Jury instructions served as the basis for appeal in Kokins v. Teleflex, Inc., 621 F.3d 1290 (10th Cir. 2010) (PDF). This suit arose out of an accident involving a city park ranger, who was thrown from a boat after the boat’s steering cable snapped and sustained a permanent injury to her ankle. She sued the manufacturer of the steering cable, alleging that it was defectively designed and unreasonably dangerous. During discovery, the parties determined and agreed that the reason the cable snapped was because water had somehow entered the core of the cable and caused it to rust. The parties could not agree on how the water got there. The plaintiff alleged that the cable was defectively designed and that a simple fix to the design could have prevented the water from entering into the cable’s core. Teleflex, however, provided evidence at trial that the cable was improperly installed, and had not undergone routine maintenance.

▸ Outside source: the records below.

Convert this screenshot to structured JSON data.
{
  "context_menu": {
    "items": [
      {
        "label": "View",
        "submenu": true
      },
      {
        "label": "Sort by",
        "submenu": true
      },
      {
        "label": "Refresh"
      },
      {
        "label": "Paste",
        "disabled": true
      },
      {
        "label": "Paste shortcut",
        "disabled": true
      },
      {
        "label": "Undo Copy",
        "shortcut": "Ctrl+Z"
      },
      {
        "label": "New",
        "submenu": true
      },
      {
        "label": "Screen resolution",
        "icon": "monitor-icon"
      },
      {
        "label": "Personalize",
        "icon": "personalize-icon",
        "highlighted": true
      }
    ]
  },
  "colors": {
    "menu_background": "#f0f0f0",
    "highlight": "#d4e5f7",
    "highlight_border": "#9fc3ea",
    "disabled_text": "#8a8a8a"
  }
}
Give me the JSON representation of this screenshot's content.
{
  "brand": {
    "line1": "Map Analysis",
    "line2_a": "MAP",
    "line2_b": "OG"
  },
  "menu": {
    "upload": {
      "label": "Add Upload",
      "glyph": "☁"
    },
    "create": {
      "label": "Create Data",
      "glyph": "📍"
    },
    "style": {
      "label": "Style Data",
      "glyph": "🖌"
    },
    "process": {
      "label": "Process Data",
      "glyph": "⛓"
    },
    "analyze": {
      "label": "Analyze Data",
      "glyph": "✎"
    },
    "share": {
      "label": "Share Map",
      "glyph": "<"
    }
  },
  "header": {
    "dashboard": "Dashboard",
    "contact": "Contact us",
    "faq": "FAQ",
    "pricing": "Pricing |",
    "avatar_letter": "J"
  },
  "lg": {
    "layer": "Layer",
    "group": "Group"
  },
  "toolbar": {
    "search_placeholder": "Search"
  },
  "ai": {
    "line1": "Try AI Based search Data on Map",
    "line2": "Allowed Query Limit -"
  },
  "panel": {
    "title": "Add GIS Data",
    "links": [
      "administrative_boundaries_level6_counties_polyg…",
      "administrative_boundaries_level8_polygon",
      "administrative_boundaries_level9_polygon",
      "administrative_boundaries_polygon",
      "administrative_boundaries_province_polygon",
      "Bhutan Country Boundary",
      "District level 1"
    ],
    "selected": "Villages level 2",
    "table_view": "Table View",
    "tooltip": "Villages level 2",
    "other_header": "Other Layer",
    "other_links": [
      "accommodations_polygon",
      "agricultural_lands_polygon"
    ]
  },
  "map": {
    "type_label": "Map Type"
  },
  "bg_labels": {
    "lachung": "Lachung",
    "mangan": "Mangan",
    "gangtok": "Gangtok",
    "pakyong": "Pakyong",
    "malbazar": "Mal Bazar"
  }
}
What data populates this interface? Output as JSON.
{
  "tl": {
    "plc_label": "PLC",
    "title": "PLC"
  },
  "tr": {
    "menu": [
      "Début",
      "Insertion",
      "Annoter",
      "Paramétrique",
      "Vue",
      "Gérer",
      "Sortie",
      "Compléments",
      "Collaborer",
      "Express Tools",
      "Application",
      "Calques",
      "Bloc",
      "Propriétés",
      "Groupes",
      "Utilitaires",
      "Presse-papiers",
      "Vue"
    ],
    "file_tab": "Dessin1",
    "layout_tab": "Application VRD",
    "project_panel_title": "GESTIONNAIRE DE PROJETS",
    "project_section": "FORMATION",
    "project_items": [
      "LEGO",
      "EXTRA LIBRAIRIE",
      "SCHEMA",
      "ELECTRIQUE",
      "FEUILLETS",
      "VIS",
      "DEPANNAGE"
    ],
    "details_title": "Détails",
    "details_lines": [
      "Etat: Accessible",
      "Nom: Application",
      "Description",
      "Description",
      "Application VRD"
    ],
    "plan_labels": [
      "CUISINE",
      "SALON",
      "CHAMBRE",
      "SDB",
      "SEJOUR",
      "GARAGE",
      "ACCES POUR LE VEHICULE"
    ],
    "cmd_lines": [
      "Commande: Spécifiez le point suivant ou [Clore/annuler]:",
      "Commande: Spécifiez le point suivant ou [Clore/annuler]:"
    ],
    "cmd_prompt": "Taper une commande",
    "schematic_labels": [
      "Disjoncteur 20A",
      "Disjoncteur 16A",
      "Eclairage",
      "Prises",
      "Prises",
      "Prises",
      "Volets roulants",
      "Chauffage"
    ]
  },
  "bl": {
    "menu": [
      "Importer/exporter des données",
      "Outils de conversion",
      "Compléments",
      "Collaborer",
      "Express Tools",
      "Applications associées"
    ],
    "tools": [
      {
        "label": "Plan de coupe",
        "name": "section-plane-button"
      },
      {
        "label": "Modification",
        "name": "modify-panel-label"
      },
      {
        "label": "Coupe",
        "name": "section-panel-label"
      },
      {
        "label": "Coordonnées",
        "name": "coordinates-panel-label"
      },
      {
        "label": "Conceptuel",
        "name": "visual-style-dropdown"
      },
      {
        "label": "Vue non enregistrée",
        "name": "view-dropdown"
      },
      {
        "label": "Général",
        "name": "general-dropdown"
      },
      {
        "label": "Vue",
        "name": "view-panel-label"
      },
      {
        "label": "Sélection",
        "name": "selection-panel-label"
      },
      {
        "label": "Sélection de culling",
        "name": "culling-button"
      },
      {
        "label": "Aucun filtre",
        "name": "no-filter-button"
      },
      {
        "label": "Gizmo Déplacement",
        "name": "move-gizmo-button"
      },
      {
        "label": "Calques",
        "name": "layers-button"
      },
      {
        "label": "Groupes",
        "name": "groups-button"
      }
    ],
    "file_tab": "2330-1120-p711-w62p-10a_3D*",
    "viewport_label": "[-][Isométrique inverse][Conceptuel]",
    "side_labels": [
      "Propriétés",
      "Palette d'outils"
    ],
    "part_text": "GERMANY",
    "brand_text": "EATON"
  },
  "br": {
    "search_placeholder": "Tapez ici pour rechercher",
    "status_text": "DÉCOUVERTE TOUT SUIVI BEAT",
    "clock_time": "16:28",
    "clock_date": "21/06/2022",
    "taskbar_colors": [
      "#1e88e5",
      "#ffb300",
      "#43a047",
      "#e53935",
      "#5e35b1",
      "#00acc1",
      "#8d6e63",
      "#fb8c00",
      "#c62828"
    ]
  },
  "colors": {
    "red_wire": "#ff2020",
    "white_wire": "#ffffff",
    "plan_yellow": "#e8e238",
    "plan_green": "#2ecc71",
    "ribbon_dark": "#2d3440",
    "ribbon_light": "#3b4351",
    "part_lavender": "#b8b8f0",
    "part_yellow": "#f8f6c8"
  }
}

Colorado law provides two different tests. Under the “consumer expectation” test, the jury is instructed to find defectiveness if the plaintiff proves that a product is dangerous “to an extent beyond that which would be contemplated by the ordinary consumer who purchases it.” Under the “risk-benefit” test, the jury is instructed to conclude that a product is unreasonably dangerous if the plaintiff proves that the risks of a challenged design outweigh its benefits. Appellants submitted instructions proposing that the district court instruct the jury under both tests, but the district court gave only the risk-benefit instruction.